With attendance low, especially among Americans, the idea quickly emerged that BEA might draw a heavy foreign presence in May, allowing American agents and foreign industry members to do the face-to-face business they were unable to in London. A number of agents said they've already heard that more Europeans are now planning trips to New York that will coincide with BEA, but it's still a question what exactly this will mean for that trade show.

Most American agents who spoke to PW said they doubt the BEA rights center will see much action, since they will opt to take meetings in their offices, in lieu of paying for a booth at the Javits Center. And Reed Exhibitions (PW's former parent company)—which puts on both BEA and LBF—had not made clear any concrete plans about how/if it might accommodate those who couldn't attend London. Steve Rosato, who manages BEA, said he has already starting receiving requests for more exhibiting space at BEA from publishers and agents (see story, page 23). Still, many in the industry are waiting to see what, if anything, Reed will be extending in the way of potential rebates. As one agent grumbled, when asked about what BEA might offer, “Reed isn't known for being generous.”
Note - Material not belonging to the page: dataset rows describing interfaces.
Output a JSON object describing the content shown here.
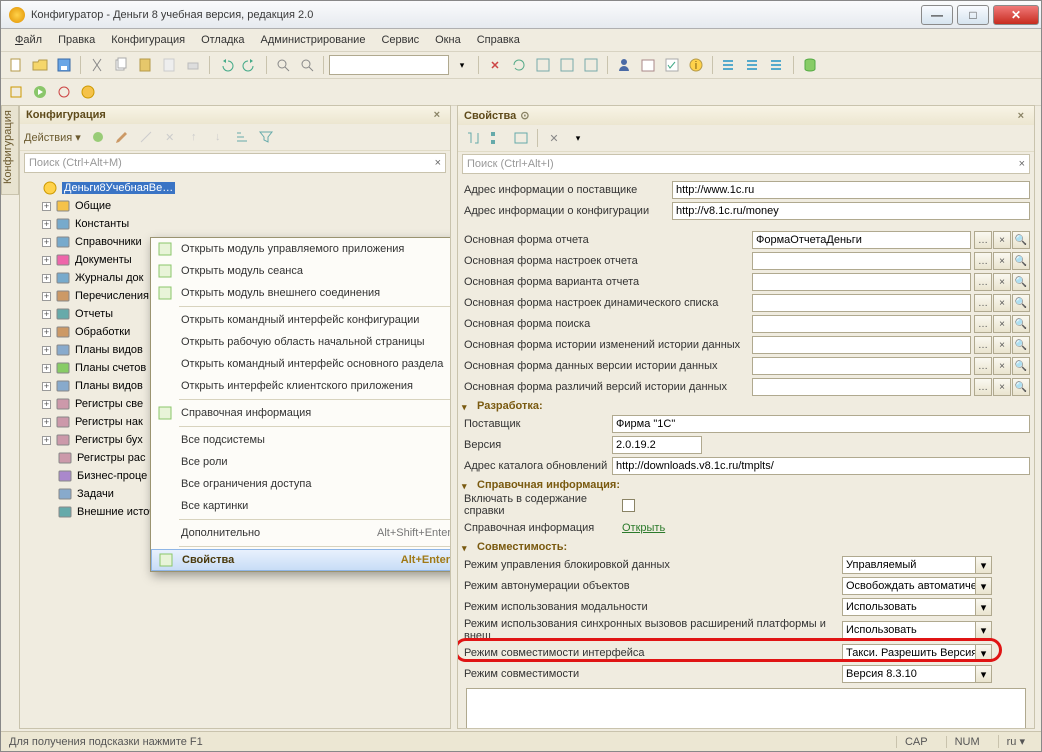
{
  "window": {
    "title": "Конфигуратор - Деньги 8 учебная версия, редакция 2.0"
  },
  "menu": {
    "file": "Файл",
    "edit": "Правка",
    "config": "Конфигурация",
    "debug": "Отладка",
    "admin": "Администрирование",
    "service": "Сервис",
    "windows": "Окна",
    "help": "Справка"
  },
  "vtab": "Конфигурация",
  "left": {
    "title": "Конфигурация",
    "actions": "Действия",
    "search_ph": "Поиск (Ctrl+Alt+M)",
    "root": "Деньги8УчебнаяВе…",
    "items": [
      "Общие",
      "Константы",
      "Справочники",
      "Документы",
      "Журналы док",
      "Перечисления",
      "Отчеты",
      "Обработки",
      "Планы видов",
      "Планы счетов",
      "Планы видов",
      "Регистры све",
      "Регистры нак",
      "Регистры бух",
      "Регистры рас",
      "Бизнес-проце",
      "Задачи",
      "Внешние источники данных"
    ]
  },
  "ctx": {
    "items": [
      {
        "label": "Открыть модуль управляемого приложения",
        "icon": "module-icon"
      },
      {
        "label": "Открыть модуль сеанса",
        "icon": "module-icon"
      },
      {
        "label": "Открыть модуль внешнего соединения",
        "icon": "module-icon"
      },
      {
        "label": "Открыть командный интерфейс конфигурации"
      },
      {
        "label": "Открыть рабочую область начальной страницы"
      },
      {
        "label": "Открыть командный интерфейс основного раздела"
      },
      {
        "label": "Открыть интерфейс клиентского приложения"
      },
      {
        "label": "Справочная информация",
        "icon": "help-icon"
      },
      {
        "label": "Все подсистемы"
      },
      {
        "label": "Все роли"
      },
      {
        "label": "Все ограничения доступа"
      },
      {
        "label": "Все картинки"
      },
      {
        "label": "Дополнительно",
        "shortcut": "Alt+Shift+Enter"
      },
      {
        "label": "Свойства",
        "icon": "properties-icon",
        "shortcut": "Alt+Enter",
        "hi": true
      }
    ]
  },
  "right": {
    "title": "Свойства",
    "search_ph": "Поиск (Ctrl+Alt+I)",
    "vendor_info_label": "Адрес информации о поставщике",
    "vendor_info": "http://www.1c.ru",
    "config_info_label": "Адрес информации о конфигурации",
    "config_info": "http://v8.1c.ru/money",
    "form_report": "Основная форма отчета",
    "form_report_val": "ФормаОтчетаДеньги",
    "form_settings": "Основная форма настроек отчета",
    "form_variant": "Основная форма варианта отчета",
    "form_dynlist": "Основная форма настроек динамического списка",
    "form_search": "Основная форма поиска",
    "form_histchg": "Основная форма истории изменений истории данных",
    "form_histver": "Основная форма данных версии истории данных",
    "form_histdiff": "Основная форма различий версий истории данных",
    "sec_dev": "Разработка:",
    "vendor_label": "Поставщик",
    "vendor": "Фирма \"1С\"",
    "version_label": "Версия",
    "version": "2.0.19.2",
    "updates_label": "Адрес каталога обновлений",
    "updates": "http://downloads.v8.1c.ru/tmplts/",
    "sec_help": "Справочная информация:",
    "include_help": "Включать в содержание справки",
    "help_info": "Справочная информация",
    "open": "Открыть",
    "sec_compat": "Совместимость:",
    "lock_mode": "Режим управления блокировкой данных",
    "lock_val": "Управляемый",
    "autonum": "Режим автонумерации объектов",
    "autonum_val": "Освобождать автоматиче",
    "modal": "Режим использования модальности",
    "modal_val": "Использовать",
    "sync": "Режим использования синхронных вызовов расширений платформы и внеш",
    "sync_val": "Использовать",
    "iface": "Режим совместимости интерфейса",
    "iface_val": "Такси. Разрешить Версия",
    "compat": "Режим совместимости",
    "compat_val": "Версия 8.3.10"
  },
  "status": {
    "hint": "Для получения подсказки нажмите F1",
    "cap": "CAP",
    "num": "NUM",
    "lang": "ru"
  }
}
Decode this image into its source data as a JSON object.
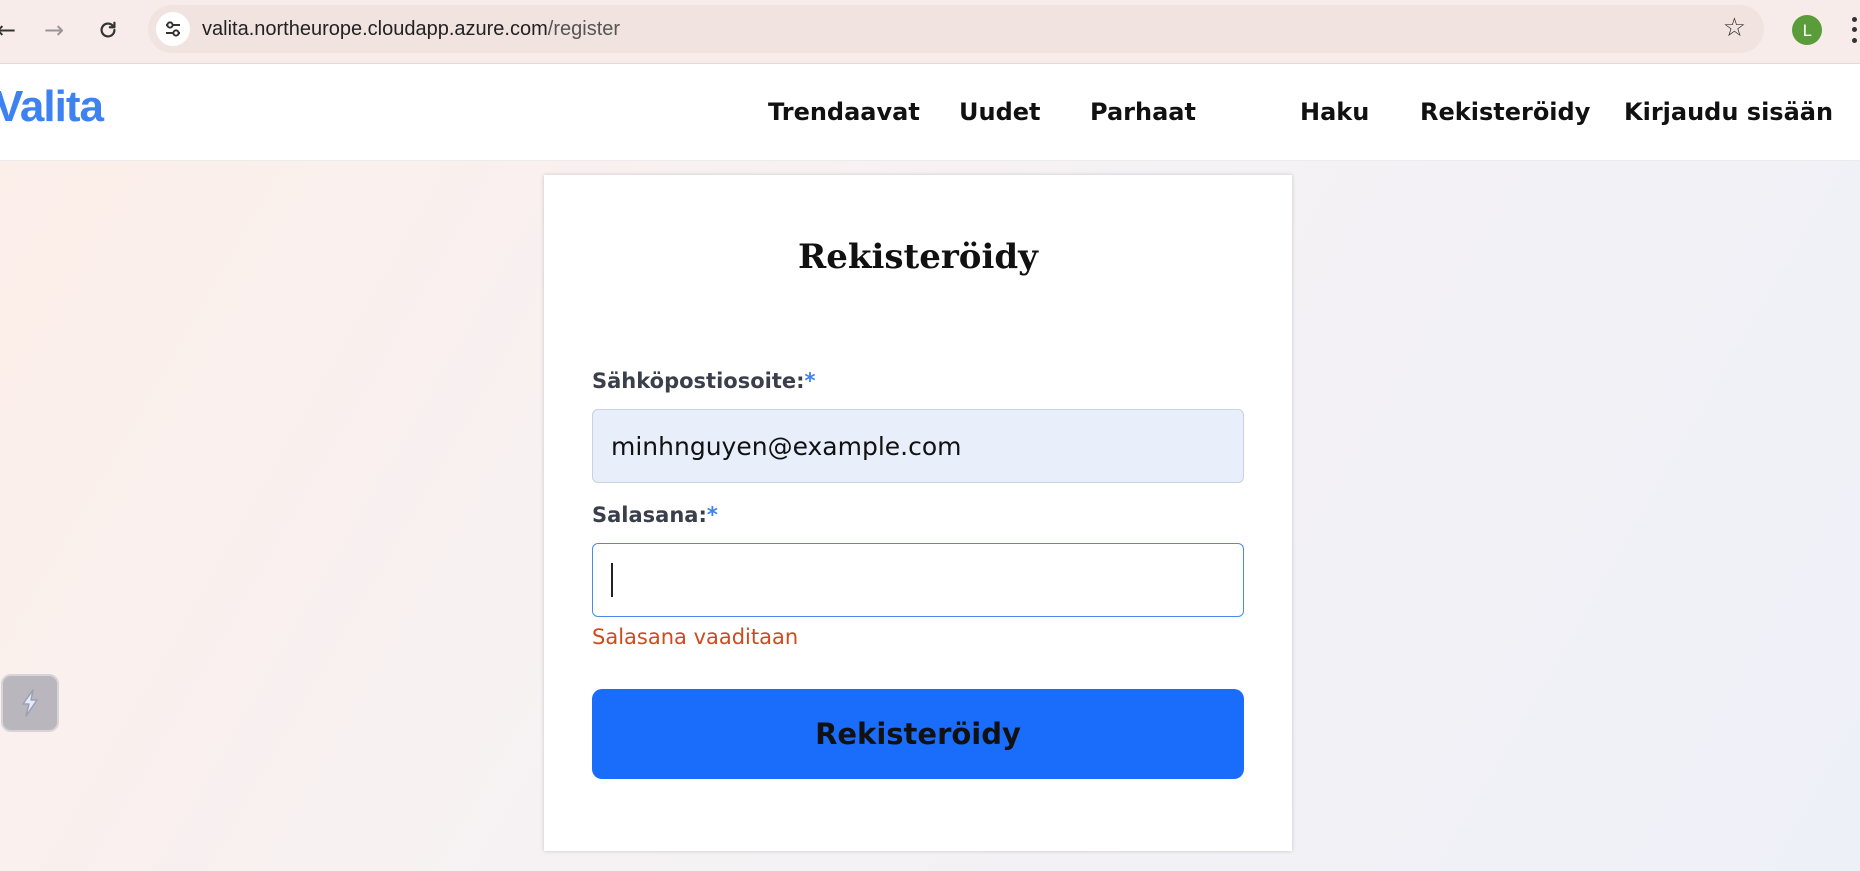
{
  "browser": {
    "back_icon": "arrow-left-icon",
    "forward_icon": "arrow-right-icon",
    "reload_icon": "reload-icon",
    "url_host": "valita.northeurope.cloudapp.azure.com",
    "url_path": "/register",
    "bookmark_icon": "star-icon",
    "profile_initial": "L",
    "profile_color": "#5a9c3a"
  },
  "header": {
    "brand": "Valita",
    "brand_color": "#3d82f0",
    "nav": {
      "trending": "Trendaavat",
      "new": "Uudet",
      "best": "Parhaat",
      "search": "Haku",
      "register": "Rekisteröidy",
      "login": "Kirjaudu sisään"
    }
  },
  "form": {
    "title": "Rekisteröidy",
    "email": {
      "label": "Sähköpostiosoite:",
      "required_mark": "*",
      "value": "minhnguyen@example.com"
    },
    "password": {
      "label": "Salasana:",
      "required_mark": "*",
      "value": "",
      "error": "Salasana vaaditaan"
    },
    "submit_label": "Rekisteröidy",
    "submit_color": "#1a6dfb",
    "error_color": "#d04a1c"
  },
  "widget": {
    "icon": "extension-lightning-icon"
  }
}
While most agents think BEA will be busier this year—many noted that, even if their meetings aren't at the Javits Center, their foreign clients will still stop by the show—some think doing more foreign rights sales there is not ideal. Brian DeFiore, of DeFiore and Company, said it will be hard to make foreign rights appointments “since agents are often dealing with their [authors] who are in town.” DeFiore said he thinks it's more likely that “foreign editors and agents will plan a replacement trip to visit New York offices some other time during the year.”

Robert Gottlieb, who did make it to London, also thinks BEA will see a stronger foreign contingency this year. Noting that there were noticeable absences among the Scandinavians, Spanish, and Germans last week at Earls Court, the Trident chairman questioned whether a livelier BEA will make everyone reconsider the value of London. “BEA is so close to London,” Gottlieb said, “so my question is whether foreign publishers wouldn't prefer to meet [Americans] in New York [during BEA].” He added: “I think it's really important for the London Book Fair to pay attention and make themselves really relevant if they want to be an international fair as opposed to simply a British fair.”